We asked our authors about the influence that their mothers had on their writing. Some didn't want to talk about it. Some, of course, don't have the context even for a "mother figure." Not all families are blood.
A.M. Leibowitz wrote:
I tend to write strong, loving mothers and mother figures. Perhaps this is because I loved my mother greatly and still feel the effects her parenting in my life. I like to hope she would be proud of the person I am today. Similarly, I have deep admiration and respect for those around me who provide a mothering presence for those in their care.
Their character, Cat Rowland, exemplifies that, as a nurturer, in Passing on Faith. Kind, caring men can be found throughout Leibowitz' novels.
Adrian J Smith wrote:
My mom always told me to continue writing to support my ministry habit! She's always supported me, and growing up as an only child of a single mother, I tend to write very strong women in my stories, ones who tend toward the mothering ability. I always try to include mothers of all types, mostly non-biological in my stories simply because my mom always taught me that family isn't about blood but love.

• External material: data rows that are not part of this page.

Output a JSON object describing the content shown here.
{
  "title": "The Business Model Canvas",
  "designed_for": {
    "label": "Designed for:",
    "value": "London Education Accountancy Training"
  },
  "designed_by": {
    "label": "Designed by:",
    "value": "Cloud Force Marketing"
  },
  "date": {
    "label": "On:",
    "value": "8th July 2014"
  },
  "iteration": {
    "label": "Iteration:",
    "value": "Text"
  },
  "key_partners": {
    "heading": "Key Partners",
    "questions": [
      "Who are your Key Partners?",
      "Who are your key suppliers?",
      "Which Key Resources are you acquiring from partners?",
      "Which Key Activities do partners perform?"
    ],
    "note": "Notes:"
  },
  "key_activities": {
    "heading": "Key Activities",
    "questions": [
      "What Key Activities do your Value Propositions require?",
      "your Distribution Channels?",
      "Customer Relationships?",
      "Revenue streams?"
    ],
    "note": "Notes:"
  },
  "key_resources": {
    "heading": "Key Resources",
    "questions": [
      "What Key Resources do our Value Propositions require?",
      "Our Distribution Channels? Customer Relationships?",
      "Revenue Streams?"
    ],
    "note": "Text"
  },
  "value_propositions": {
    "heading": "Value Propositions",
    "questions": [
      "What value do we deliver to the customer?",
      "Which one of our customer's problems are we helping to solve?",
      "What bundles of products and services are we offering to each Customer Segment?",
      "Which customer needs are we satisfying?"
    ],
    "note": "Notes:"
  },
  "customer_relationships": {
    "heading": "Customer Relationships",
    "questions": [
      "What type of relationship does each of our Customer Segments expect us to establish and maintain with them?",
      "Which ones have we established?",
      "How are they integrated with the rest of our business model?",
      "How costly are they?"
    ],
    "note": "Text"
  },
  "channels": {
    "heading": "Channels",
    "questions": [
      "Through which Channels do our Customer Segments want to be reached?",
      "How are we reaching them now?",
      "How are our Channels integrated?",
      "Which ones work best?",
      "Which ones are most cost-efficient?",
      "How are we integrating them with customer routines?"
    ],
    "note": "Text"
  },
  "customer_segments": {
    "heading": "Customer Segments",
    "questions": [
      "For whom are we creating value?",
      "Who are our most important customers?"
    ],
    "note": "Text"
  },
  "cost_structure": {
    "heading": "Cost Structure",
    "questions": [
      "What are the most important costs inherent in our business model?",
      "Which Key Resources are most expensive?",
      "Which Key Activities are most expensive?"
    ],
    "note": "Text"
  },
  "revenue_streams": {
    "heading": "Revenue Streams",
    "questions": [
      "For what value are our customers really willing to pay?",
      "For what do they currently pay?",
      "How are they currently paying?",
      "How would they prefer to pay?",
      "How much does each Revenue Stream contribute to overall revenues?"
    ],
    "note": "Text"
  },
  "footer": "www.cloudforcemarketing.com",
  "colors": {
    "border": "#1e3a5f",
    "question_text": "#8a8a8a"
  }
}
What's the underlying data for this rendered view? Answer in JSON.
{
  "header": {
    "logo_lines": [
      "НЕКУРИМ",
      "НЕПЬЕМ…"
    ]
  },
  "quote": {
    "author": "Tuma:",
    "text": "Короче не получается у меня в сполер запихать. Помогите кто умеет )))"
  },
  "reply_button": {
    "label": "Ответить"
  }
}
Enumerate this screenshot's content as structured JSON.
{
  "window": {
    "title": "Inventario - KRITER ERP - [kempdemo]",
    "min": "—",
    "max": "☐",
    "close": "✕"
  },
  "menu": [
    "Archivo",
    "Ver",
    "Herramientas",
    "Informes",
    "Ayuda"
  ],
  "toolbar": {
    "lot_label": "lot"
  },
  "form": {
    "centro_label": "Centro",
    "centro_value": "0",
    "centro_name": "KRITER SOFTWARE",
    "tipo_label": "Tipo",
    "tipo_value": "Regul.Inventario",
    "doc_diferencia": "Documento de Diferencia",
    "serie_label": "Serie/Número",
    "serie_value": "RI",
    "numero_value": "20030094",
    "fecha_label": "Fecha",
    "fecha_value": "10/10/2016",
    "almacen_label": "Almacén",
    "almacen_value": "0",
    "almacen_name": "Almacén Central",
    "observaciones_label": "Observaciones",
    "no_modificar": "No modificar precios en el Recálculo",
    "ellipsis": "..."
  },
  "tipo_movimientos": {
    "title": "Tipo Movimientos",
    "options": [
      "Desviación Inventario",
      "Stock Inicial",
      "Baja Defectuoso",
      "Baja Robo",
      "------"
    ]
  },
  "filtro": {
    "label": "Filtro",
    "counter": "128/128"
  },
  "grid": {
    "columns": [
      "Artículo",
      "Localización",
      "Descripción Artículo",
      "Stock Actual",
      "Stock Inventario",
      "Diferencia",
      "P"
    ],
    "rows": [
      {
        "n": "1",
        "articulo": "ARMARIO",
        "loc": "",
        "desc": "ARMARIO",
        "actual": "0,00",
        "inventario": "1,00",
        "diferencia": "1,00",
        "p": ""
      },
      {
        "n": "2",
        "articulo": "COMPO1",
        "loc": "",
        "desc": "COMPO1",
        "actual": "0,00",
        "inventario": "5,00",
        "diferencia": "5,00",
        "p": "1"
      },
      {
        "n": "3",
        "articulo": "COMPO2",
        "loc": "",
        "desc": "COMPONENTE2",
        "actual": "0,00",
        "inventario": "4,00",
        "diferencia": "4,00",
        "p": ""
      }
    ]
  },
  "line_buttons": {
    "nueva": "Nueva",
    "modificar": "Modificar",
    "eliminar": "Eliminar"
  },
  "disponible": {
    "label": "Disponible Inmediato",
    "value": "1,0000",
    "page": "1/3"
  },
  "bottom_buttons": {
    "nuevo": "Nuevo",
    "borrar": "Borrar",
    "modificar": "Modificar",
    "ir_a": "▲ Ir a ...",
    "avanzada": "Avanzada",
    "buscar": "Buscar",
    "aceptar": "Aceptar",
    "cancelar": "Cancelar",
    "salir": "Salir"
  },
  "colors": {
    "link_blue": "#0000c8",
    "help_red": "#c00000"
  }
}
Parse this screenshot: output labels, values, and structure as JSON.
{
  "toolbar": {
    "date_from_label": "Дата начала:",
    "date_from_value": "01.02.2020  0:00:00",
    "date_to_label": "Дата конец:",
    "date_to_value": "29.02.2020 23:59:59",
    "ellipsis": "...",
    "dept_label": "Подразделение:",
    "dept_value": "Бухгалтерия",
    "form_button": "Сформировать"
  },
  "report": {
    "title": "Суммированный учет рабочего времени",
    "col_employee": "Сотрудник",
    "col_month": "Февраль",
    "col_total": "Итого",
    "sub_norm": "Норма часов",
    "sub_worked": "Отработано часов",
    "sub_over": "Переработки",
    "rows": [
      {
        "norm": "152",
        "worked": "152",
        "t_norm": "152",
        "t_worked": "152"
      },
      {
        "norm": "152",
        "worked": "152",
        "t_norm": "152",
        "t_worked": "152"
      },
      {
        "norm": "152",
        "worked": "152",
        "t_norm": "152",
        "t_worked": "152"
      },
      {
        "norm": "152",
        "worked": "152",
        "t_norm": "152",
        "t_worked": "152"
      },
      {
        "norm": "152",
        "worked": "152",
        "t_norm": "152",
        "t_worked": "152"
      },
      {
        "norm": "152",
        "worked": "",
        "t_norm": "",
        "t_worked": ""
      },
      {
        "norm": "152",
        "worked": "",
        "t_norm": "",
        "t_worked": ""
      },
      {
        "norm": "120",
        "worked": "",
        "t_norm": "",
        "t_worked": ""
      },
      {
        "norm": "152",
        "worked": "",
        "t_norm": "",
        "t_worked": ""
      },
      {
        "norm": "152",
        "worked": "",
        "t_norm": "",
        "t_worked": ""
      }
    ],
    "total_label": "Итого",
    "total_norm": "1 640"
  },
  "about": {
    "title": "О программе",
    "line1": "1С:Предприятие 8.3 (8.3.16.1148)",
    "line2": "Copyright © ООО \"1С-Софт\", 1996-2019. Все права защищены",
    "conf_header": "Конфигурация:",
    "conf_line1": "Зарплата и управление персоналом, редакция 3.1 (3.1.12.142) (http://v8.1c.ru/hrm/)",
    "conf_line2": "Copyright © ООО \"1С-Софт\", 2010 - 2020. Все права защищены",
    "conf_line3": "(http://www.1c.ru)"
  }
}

She offers up James Matthews, a woman who finds herself with a daughter who may have special powers.
The recommendation this holiday is for What Everyone Deserves by Dan Ackerman. Dan Ackerman isn't as big of a name yet as Leibowitz or Smith, so this title is often overlooked. But it's the beautiful story of Junius, a fertility demon in 1950s Manhattan, confronting race, sexuality, and post-war issues and the carnal struggle of dating a recalcitrant vampire.
Anyone would be hard-pressed to offer a better maternal figure, and after all, it's what everyone deserves.